*** Opening Provided information ***
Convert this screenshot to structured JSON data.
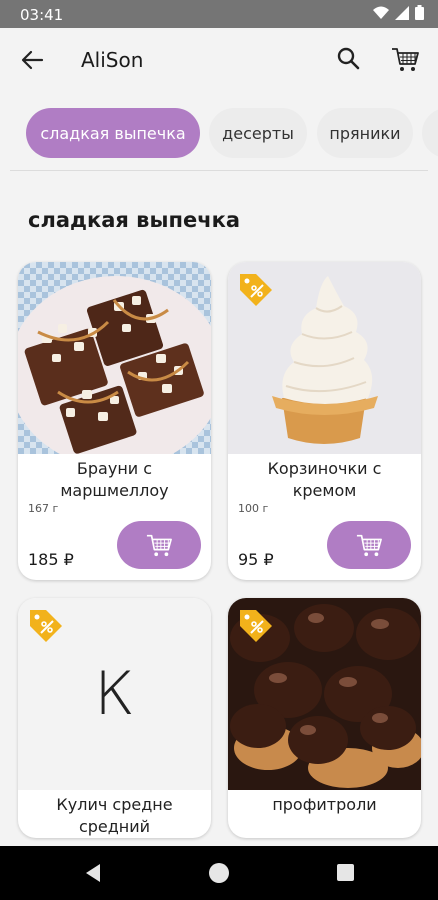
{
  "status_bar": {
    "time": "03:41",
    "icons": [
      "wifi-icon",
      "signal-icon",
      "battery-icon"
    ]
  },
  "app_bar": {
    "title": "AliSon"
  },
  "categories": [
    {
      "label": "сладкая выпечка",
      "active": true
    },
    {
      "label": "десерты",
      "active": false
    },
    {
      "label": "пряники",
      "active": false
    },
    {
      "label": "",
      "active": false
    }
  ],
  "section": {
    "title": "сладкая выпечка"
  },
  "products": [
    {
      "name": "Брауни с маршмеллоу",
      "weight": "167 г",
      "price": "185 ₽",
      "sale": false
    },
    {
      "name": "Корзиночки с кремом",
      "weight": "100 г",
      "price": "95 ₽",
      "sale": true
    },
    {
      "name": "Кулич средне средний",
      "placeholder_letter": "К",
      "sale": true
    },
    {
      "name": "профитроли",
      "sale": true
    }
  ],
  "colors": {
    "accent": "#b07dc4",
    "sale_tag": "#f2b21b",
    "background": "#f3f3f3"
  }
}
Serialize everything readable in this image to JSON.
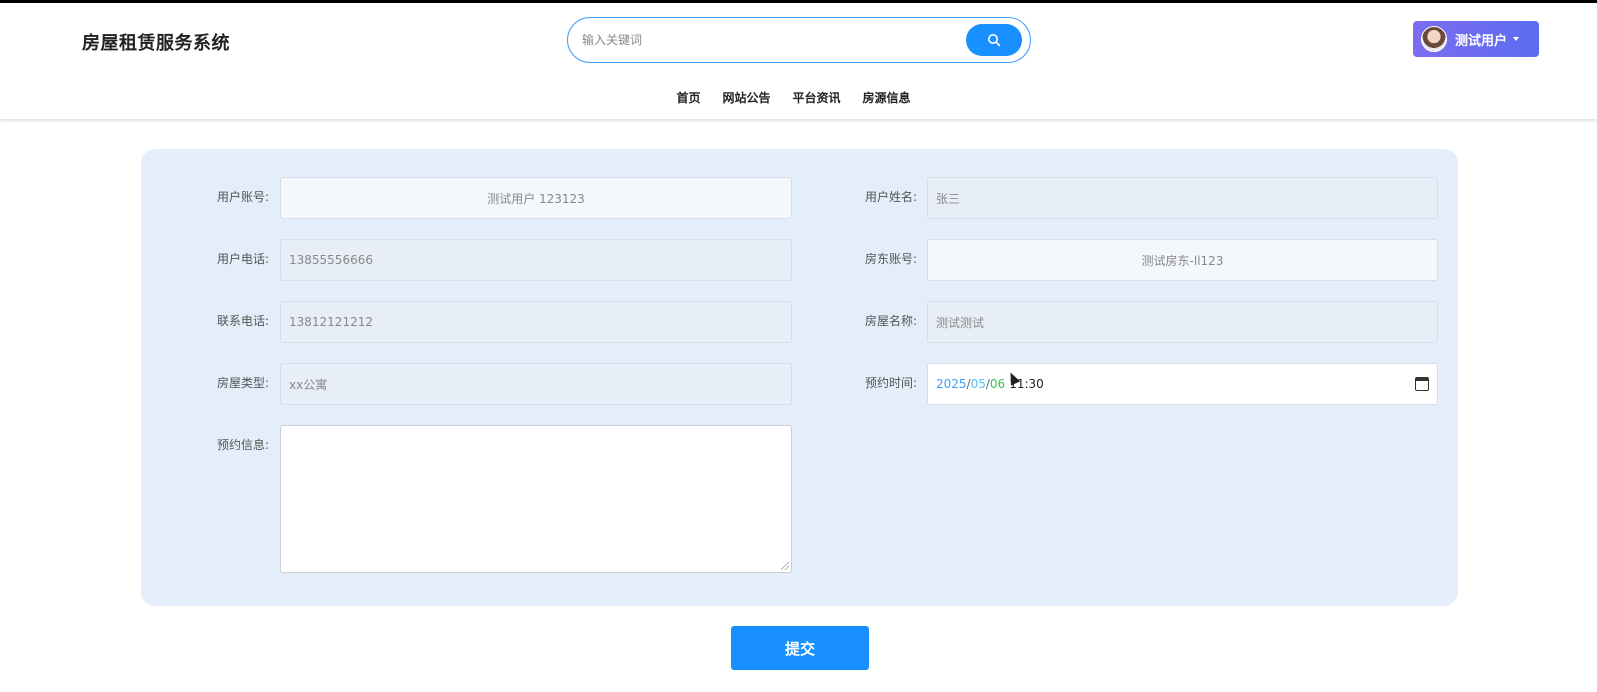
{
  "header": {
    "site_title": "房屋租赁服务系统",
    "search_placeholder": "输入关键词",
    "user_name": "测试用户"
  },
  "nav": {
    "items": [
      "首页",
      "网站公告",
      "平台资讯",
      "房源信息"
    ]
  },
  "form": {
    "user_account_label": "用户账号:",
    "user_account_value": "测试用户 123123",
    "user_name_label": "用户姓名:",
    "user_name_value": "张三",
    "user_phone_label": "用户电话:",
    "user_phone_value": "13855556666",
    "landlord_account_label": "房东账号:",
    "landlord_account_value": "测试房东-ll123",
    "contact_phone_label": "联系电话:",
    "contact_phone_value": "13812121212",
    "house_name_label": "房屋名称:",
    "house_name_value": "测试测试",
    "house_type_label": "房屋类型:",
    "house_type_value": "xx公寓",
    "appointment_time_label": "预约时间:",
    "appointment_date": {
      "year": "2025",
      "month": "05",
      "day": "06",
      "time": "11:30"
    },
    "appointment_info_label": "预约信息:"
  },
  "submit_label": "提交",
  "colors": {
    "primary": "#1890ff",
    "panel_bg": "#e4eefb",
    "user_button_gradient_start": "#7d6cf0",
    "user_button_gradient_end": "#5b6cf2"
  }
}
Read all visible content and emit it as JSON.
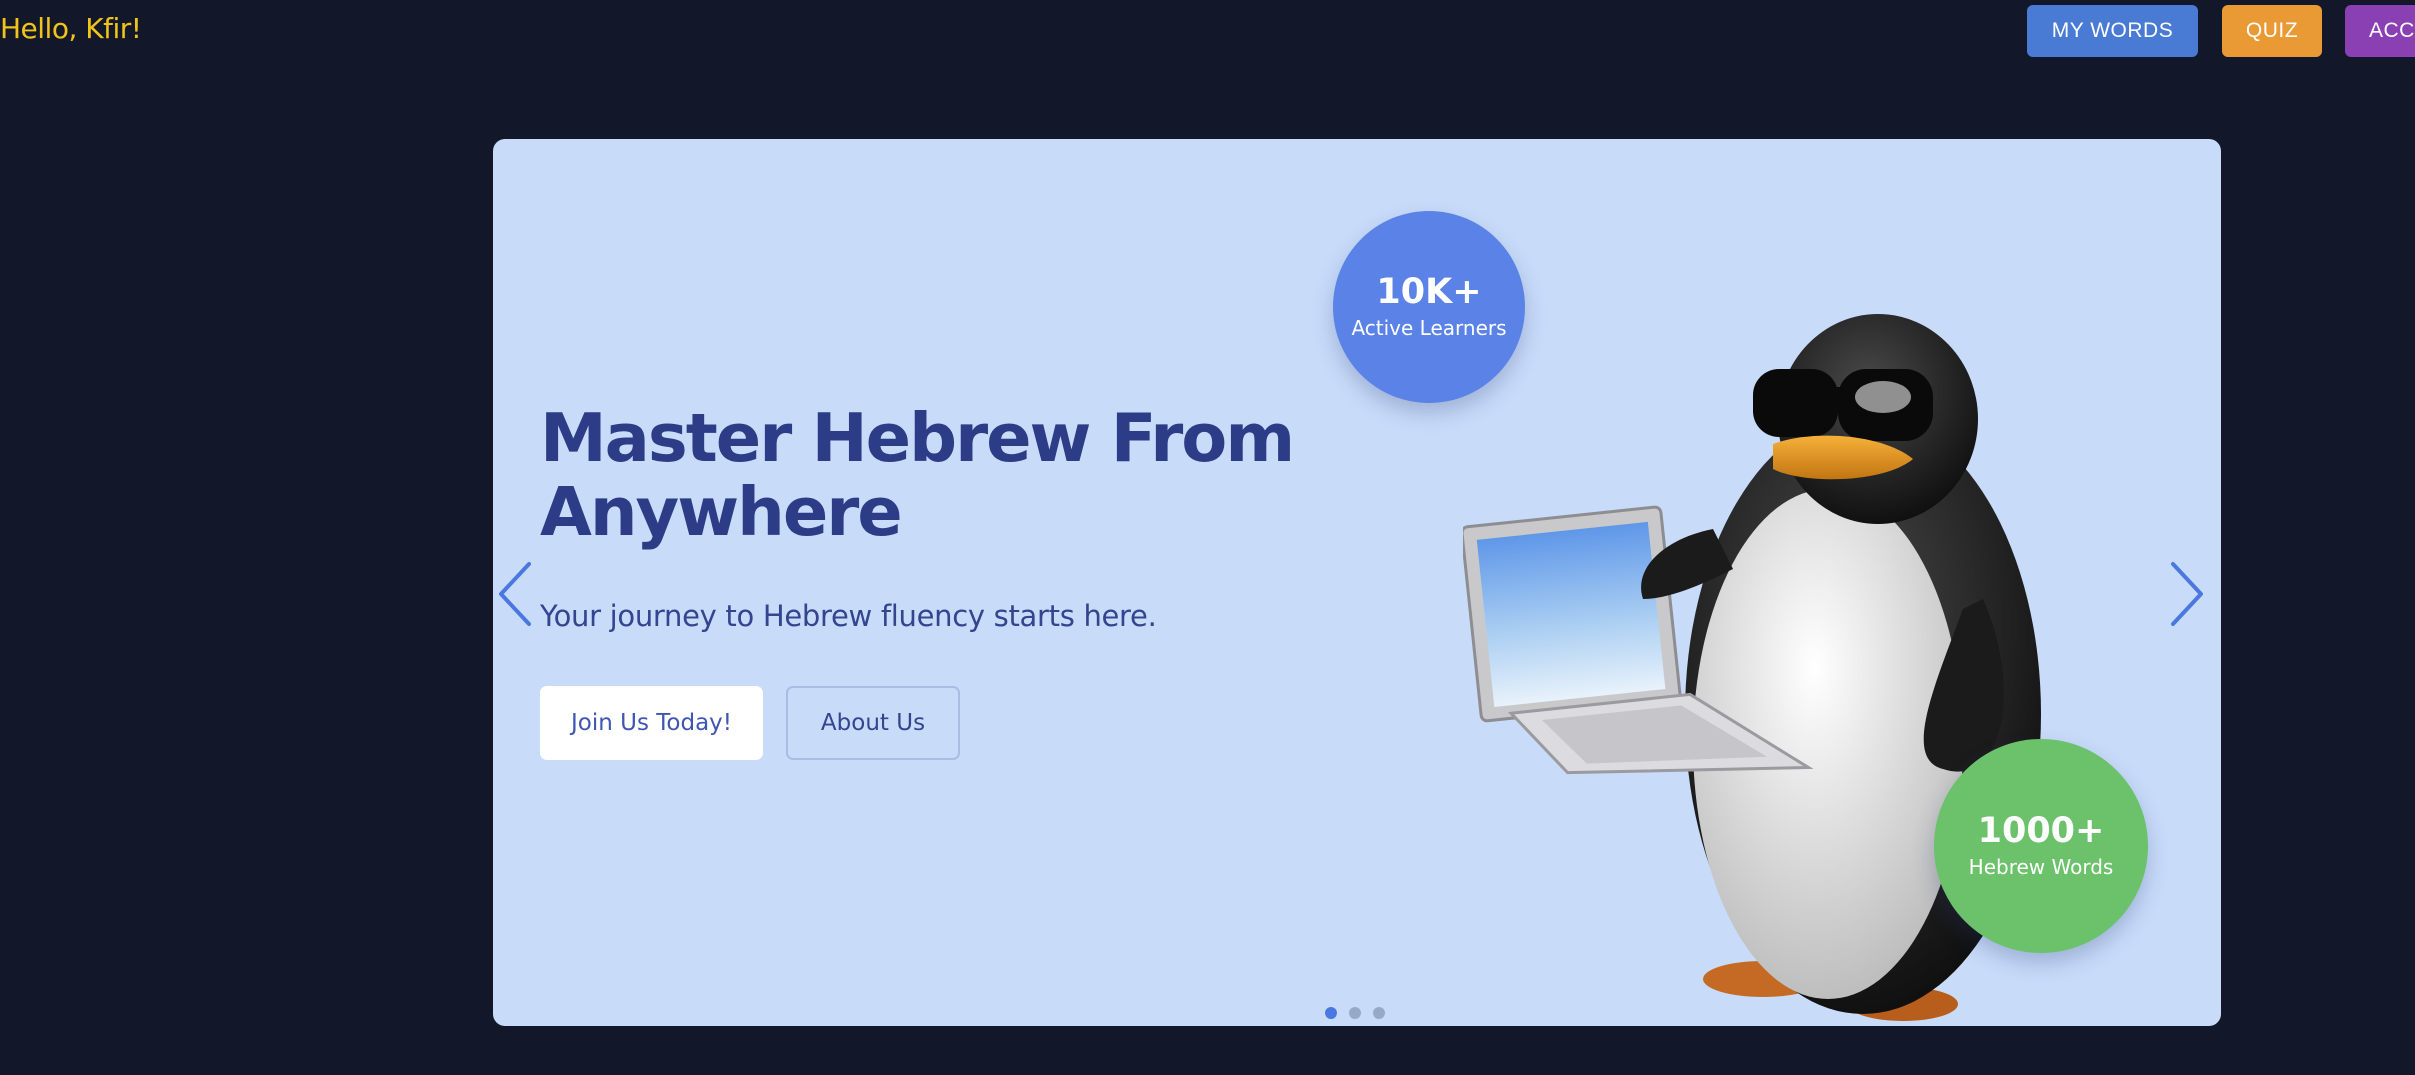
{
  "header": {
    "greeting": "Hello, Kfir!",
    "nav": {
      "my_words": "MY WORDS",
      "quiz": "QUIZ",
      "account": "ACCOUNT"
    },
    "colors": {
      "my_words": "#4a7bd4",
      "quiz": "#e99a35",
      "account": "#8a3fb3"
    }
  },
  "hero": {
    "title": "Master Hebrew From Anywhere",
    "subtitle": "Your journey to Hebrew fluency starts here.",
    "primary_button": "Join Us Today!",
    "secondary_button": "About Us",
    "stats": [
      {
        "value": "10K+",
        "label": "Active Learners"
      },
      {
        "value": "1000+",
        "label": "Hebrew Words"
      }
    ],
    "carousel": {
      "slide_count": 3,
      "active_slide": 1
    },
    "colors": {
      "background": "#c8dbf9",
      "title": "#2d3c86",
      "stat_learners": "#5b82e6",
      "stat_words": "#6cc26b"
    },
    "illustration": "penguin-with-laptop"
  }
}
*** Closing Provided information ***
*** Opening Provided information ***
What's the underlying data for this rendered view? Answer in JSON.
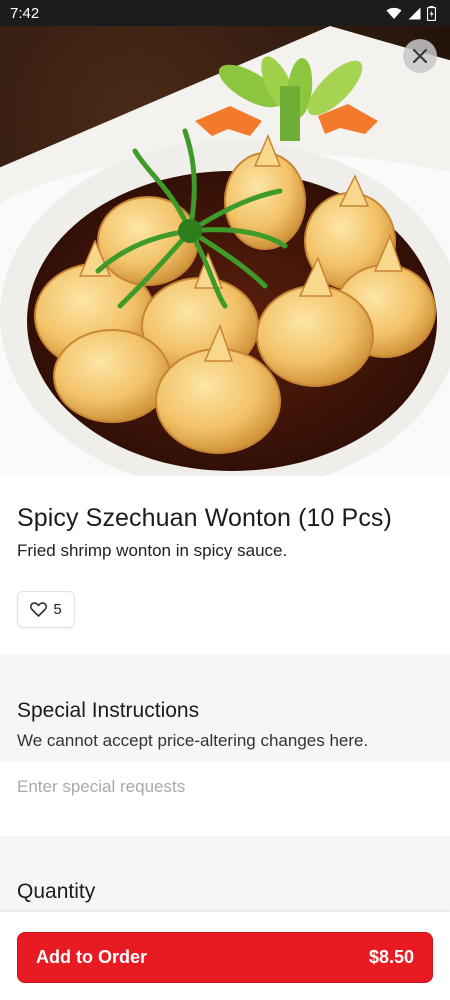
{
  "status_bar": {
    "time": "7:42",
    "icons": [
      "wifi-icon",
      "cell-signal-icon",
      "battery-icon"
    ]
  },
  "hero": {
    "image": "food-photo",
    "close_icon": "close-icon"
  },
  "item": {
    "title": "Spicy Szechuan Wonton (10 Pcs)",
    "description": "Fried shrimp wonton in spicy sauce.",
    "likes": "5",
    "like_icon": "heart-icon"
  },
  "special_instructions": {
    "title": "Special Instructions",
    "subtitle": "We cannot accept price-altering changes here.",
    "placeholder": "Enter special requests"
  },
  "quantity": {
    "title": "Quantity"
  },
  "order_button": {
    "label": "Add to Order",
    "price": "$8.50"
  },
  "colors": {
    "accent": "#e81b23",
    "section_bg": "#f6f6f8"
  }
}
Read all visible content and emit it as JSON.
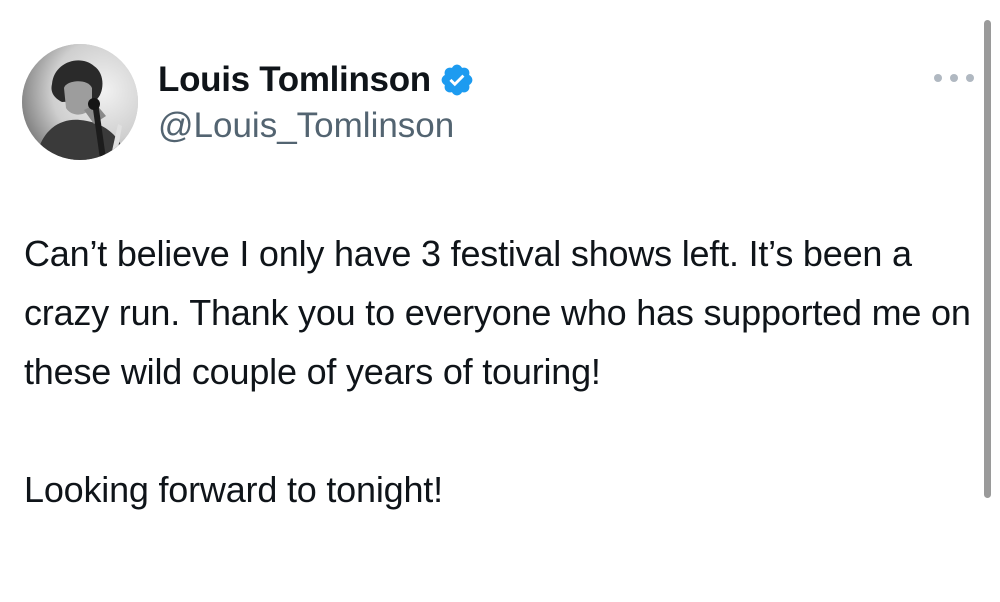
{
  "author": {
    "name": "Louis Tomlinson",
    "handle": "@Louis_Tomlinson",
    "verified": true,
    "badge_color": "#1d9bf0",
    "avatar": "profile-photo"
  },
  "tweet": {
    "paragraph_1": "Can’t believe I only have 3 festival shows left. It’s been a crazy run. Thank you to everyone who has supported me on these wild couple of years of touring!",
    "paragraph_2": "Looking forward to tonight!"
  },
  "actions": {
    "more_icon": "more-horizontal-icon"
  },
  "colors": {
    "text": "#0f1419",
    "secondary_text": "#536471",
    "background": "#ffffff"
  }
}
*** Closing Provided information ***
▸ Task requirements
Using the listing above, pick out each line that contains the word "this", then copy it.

▸ Result of the exercise
Convert this screenshot to structured JSON data.
Serialize everything readable in this image to JSON.
What's the underlying data for this rendered view? Answer in JSON.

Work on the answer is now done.